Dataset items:
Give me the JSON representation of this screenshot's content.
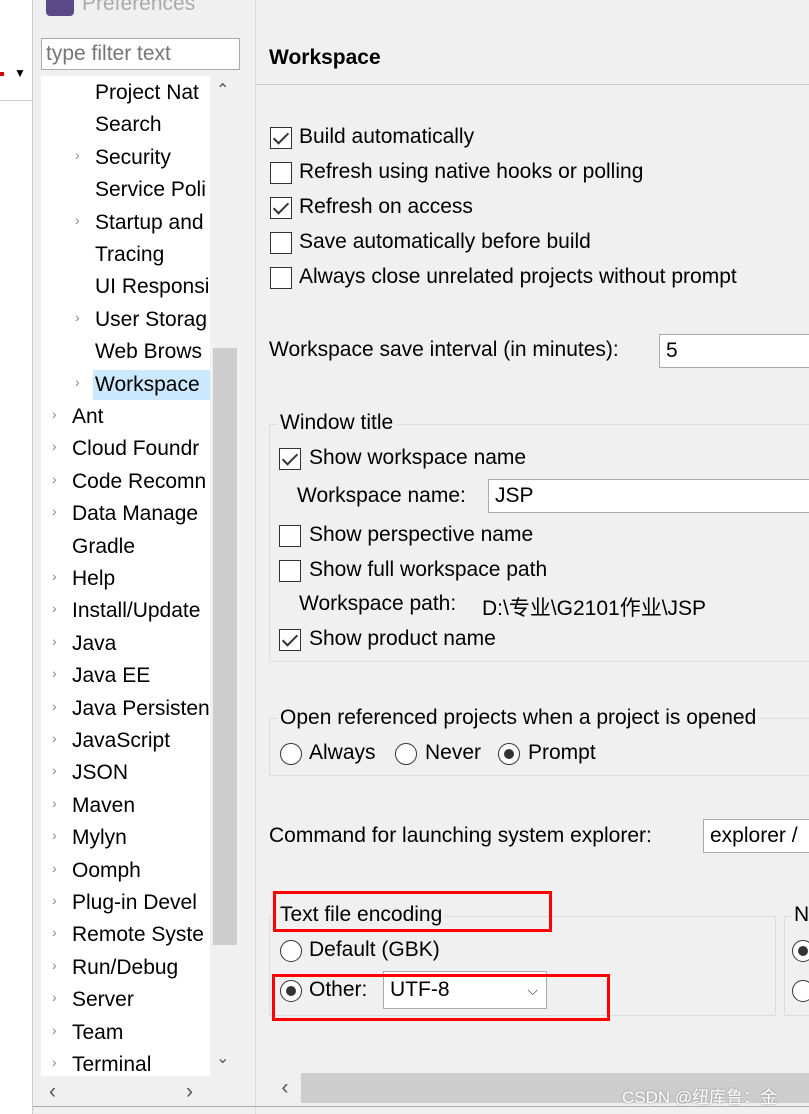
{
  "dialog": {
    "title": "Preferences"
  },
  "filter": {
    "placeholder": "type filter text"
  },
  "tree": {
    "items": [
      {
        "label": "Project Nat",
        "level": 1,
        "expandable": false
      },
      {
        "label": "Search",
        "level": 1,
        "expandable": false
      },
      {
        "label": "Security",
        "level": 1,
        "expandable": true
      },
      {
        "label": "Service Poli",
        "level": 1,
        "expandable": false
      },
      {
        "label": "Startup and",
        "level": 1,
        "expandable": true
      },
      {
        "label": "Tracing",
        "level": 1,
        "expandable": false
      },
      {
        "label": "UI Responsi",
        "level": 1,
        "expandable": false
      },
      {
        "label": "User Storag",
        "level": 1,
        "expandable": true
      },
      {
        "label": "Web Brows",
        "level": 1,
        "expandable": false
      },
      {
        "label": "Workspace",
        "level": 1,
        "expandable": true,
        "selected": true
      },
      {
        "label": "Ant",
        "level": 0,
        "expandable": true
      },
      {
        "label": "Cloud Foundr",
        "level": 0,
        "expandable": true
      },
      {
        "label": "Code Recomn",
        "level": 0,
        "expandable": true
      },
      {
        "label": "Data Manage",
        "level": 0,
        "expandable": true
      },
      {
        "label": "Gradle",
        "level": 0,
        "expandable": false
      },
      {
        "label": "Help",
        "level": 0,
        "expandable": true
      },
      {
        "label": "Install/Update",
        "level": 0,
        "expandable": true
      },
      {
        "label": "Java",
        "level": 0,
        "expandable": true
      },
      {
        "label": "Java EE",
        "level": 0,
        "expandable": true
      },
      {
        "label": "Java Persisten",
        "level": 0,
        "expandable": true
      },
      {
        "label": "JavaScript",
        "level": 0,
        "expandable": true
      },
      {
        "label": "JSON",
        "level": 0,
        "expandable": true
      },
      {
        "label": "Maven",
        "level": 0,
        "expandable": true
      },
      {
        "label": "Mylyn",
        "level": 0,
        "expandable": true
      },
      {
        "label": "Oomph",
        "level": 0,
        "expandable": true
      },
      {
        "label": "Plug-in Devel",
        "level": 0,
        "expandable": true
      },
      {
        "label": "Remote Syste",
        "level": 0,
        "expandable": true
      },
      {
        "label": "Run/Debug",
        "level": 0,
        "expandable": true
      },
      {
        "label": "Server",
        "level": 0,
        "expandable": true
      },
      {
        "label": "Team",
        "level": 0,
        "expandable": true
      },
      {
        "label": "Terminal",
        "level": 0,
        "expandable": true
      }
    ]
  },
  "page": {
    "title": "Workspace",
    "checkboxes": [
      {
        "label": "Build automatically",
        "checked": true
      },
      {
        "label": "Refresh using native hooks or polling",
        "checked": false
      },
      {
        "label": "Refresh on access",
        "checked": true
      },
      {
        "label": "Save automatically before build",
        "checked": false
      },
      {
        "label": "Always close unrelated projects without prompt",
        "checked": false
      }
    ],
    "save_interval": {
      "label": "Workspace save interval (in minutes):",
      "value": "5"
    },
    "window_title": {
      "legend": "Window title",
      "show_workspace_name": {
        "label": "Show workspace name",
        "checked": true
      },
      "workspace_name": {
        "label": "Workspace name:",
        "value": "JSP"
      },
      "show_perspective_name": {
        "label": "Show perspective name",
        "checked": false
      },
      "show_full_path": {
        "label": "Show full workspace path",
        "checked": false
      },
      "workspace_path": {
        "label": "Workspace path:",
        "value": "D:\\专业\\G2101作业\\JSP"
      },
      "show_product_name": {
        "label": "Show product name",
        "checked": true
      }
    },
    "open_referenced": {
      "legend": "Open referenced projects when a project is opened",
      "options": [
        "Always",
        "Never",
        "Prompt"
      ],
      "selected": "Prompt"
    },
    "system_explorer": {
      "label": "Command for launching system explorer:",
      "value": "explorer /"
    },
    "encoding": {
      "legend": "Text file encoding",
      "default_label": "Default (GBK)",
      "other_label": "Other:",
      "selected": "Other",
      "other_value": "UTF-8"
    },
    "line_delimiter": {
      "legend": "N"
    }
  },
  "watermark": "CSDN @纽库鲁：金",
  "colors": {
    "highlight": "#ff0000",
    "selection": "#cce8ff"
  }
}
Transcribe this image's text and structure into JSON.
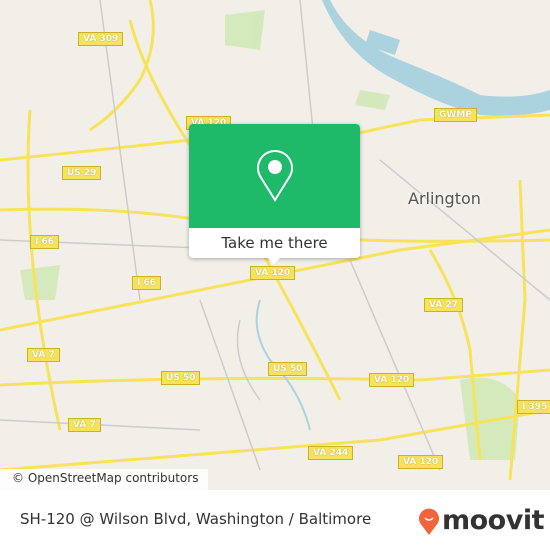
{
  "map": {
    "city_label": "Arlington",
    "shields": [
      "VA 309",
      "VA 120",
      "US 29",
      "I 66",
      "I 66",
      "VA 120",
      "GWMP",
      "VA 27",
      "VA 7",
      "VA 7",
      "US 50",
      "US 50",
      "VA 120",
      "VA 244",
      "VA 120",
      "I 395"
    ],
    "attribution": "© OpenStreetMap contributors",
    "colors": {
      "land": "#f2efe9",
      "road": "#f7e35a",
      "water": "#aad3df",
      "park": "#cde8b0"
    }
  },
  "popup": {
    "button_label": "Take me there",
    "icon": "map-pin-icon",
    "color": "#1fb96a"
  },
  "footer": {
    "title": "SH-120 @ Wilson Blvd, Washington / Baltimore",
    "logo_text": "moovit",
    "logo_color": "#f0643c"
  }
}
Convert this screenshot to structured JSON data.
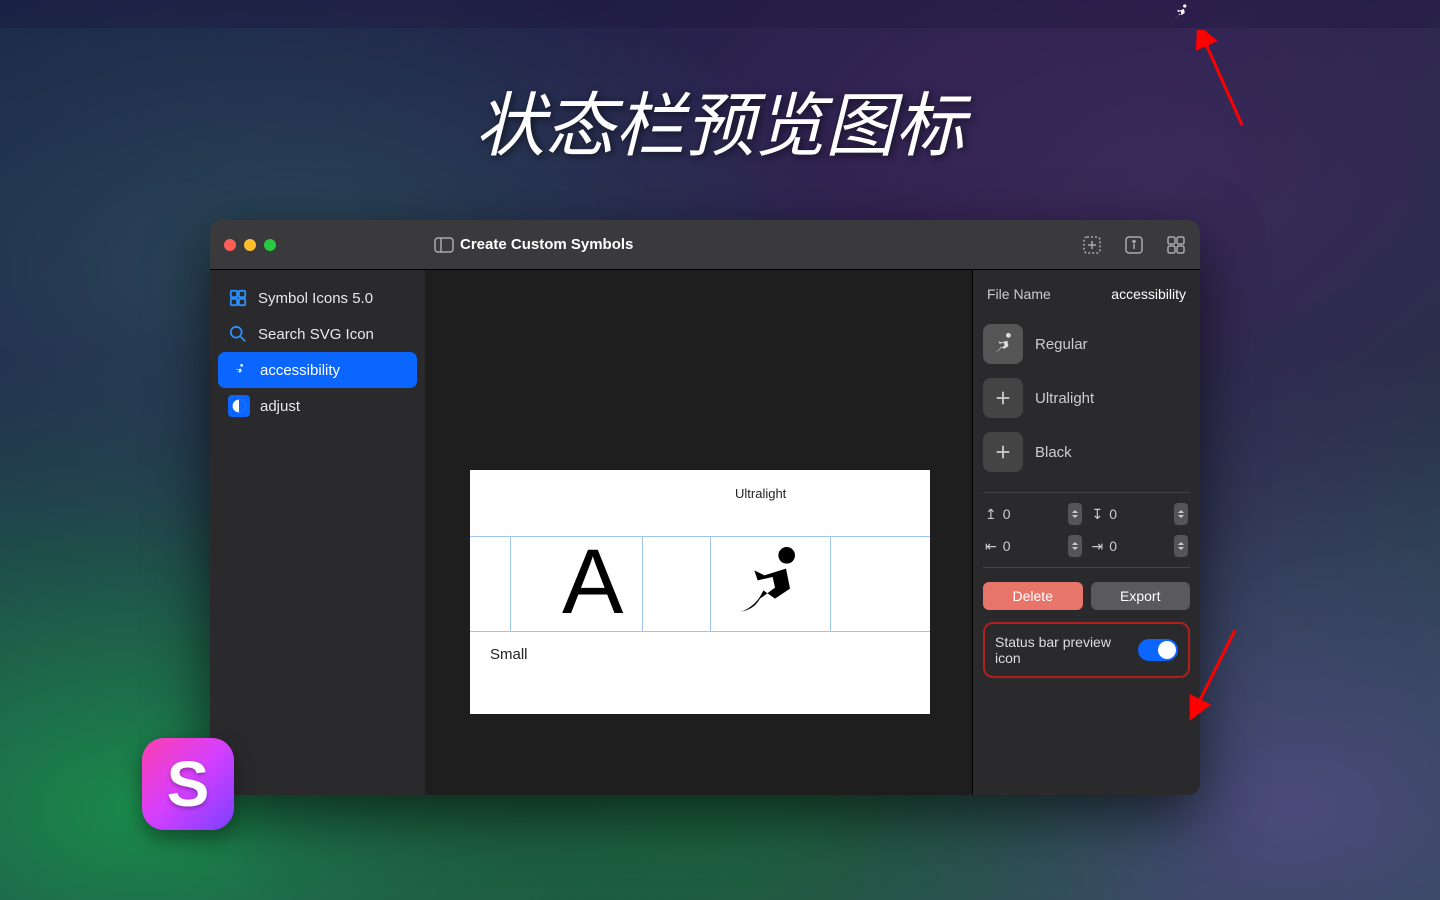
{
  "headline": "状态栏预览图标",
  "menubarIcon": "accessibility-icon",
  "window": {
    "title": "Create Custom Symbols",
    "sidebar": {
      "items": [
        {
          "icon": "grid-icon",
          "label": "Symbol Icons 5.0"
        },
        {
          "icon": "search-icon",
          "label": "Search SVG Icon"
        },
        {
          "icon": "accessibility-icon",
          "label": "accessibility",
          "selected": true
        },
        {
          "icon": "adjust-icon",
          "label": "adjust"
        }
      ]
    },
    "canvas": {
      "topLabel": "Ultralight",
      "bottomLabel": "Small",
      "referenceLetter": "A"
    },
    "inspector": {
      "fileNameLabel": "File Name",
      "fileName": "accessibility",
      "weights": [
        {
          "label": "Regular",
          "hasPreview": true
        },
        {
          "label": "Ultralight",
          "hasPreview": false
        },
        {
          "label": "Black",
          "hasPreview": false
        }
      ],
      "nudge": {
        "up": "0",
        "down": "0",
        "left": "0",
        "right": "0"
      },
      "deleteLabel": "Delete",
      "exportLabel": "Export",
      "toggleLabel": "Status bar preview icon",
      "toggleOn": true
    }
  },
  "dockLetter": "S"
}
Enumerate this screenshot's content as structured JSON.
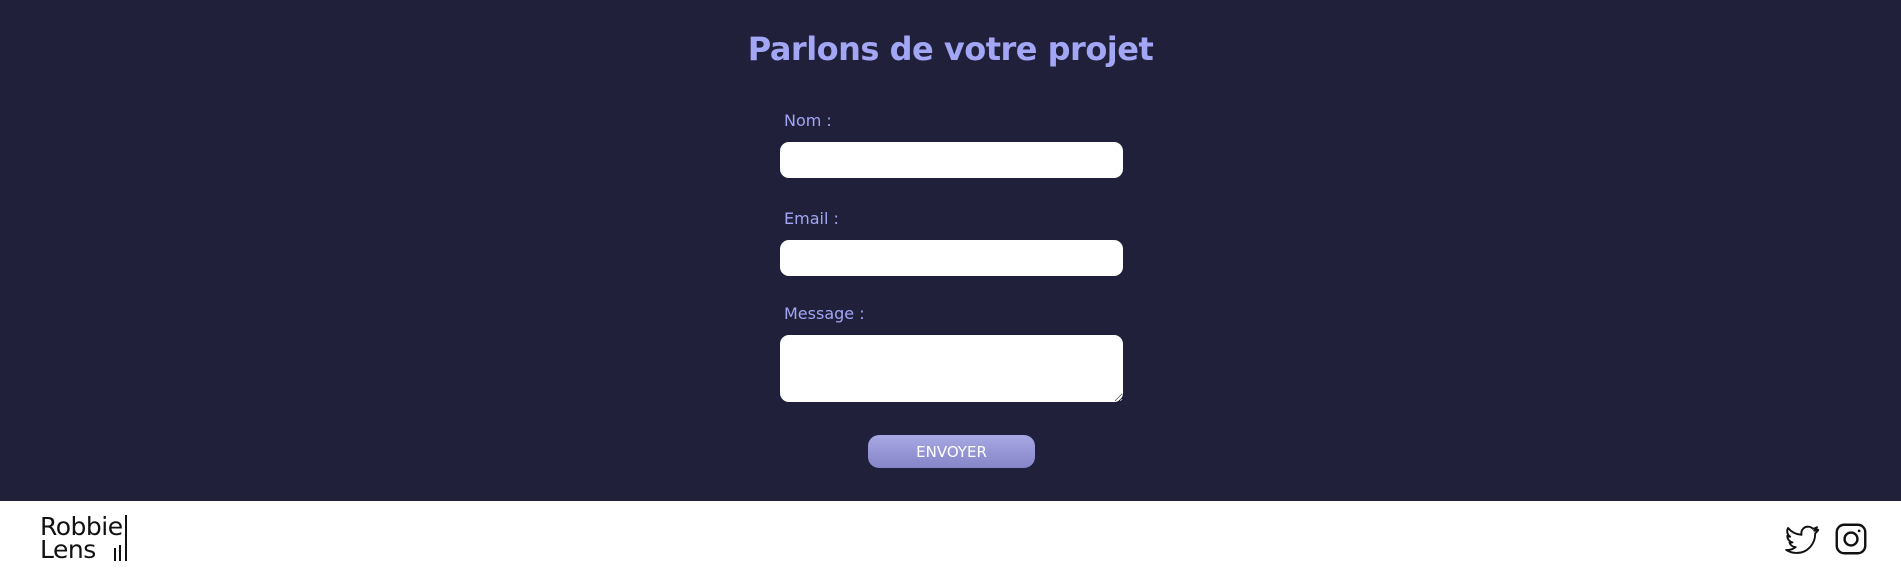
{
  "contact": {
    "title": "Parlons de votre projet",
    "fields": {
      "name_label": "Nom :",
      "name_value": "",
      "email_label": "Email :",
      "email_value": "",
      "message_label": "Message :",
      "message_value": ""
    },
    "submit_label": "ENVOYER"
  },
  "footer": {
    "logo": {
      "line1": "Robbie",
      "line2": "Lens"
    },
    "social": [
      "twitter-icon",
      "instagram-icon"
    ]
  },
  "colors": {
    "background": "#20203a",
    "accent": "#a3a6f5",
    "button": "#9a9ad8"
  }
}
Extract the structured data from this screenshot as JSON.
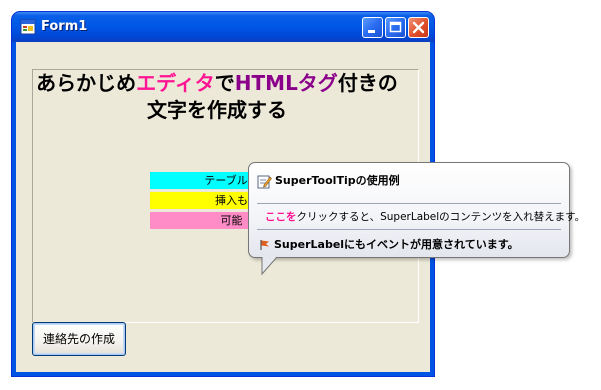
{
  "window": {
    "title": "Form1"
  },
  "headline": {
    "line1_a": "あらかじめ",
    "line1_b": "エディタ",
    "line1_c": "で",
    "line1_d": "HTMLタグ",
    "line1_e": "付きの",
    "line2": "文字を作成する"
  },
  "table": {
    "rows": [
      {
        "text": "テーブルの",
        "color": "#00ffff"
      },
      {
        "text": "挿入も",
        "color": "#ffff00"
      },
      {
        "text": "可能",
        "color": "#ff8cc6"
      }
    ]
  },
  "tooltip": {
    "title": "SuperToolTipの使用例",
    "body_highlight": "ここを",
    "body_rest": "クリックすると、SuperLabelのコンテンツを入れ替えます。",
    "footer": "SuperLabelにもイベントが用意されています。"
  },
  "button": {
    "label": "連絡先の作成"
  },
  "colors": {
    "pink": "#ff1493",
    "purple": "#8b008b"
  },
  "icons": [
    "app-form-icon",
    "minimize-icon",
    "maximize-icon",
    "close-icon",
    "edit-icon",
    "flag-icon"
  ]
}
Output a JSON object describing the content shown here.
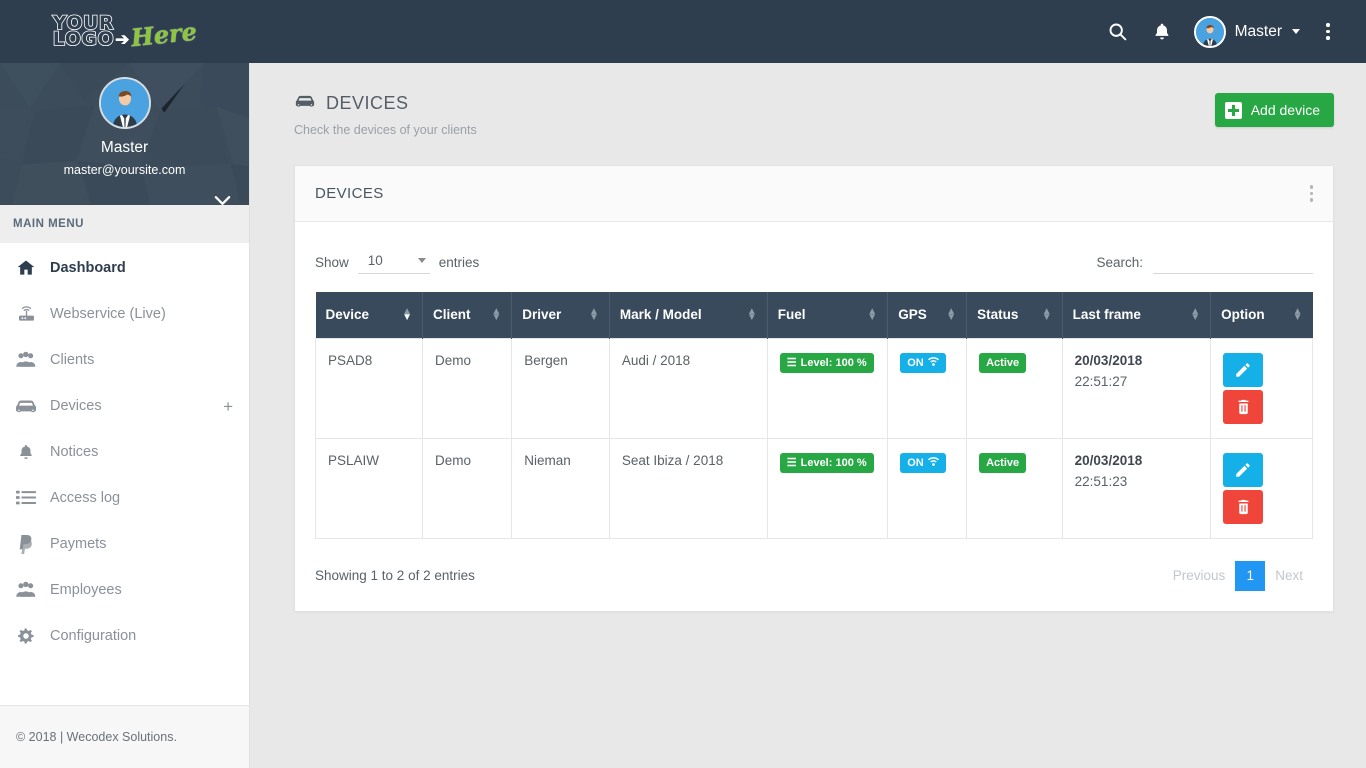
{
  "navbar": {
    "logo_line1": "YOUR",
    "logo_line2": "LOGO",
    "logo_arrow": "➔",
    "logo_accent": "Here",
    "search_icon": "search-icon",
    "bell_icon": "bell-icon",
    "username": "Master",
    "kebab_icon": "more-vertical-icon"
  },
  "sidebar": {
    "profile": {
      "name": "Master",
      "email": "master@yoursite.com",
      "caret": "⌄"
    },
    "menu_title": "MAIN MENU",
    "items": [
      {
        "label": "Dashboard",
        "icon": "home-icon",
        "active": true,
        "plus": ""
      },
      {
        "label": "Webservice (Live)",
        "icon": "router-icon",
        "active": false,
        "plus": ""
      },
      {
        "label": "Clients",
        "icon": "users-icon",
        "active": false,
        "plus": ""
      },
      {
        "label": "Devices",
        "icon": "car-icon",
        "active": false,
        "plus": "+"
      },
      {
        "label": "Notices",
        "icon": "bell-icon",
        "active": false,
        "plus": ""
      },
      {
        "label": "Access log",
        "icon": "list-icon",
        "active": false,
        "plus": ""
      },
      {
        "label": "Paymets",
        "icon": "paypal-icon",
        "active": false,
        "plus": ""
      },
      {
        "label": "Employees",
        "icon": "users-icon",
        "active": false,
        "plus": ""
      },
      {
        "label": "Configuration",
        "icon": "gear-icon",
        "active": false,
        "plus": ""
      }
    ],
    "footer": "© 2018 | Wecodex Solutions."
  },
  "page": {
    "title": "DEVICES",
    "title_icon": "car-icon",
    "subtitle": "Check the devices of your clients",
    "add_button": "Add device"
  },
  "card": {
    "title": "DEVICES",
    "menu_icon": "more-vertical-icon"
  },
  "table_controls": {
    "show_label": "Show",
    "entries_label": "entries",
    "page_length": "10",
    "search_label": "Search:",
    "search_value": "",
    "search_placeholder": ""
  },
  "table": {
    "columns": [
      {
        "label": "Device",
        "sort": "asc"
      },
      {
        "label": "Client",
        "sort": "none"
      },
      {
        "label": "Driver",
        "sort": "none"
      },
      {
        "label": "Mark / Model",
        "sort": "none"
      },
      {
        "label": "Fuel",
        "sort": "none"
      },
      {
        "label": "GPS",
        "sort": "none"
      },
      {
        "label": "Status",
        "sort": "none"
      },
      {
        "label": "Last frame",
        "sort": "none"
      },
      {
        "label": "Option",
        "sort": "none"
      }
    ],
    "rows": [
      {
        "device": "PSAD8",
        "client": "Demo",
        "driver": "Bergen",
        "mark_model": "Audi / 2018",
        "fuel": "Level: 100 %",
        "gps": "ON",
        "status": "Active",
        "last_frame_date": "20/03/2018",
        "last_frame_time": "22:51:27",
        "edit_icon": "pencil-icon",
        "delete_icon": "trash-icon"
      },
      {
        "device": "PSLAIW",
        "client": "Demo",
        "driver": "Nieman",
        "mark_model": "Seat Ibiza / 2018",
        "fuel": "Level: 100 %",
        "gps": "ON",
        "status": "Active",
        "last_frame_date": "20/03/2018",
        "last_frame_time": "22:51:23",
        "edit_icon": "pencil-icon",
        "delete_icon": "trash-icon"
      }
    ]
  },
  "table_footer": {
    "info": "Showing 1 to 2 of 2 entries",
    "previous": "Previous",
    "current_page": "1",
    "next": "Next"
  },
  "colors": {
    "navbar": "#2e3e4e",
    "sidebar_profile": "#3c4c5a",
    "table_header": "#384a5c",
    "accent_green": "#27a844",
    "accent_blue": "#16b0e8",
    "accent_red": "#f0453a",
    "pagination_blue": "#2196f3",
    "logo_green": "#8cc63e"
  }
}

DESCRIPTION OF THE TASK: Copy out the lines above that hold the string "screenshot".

RESULT OF THIS EXERCISE:
Give me the JSON representation of this screenshot's content.
Convert this screenshot to structured JSON data.
Enumerate this screenshot's content as structured JSON.
Extract the structured data from this screenshot as JSON.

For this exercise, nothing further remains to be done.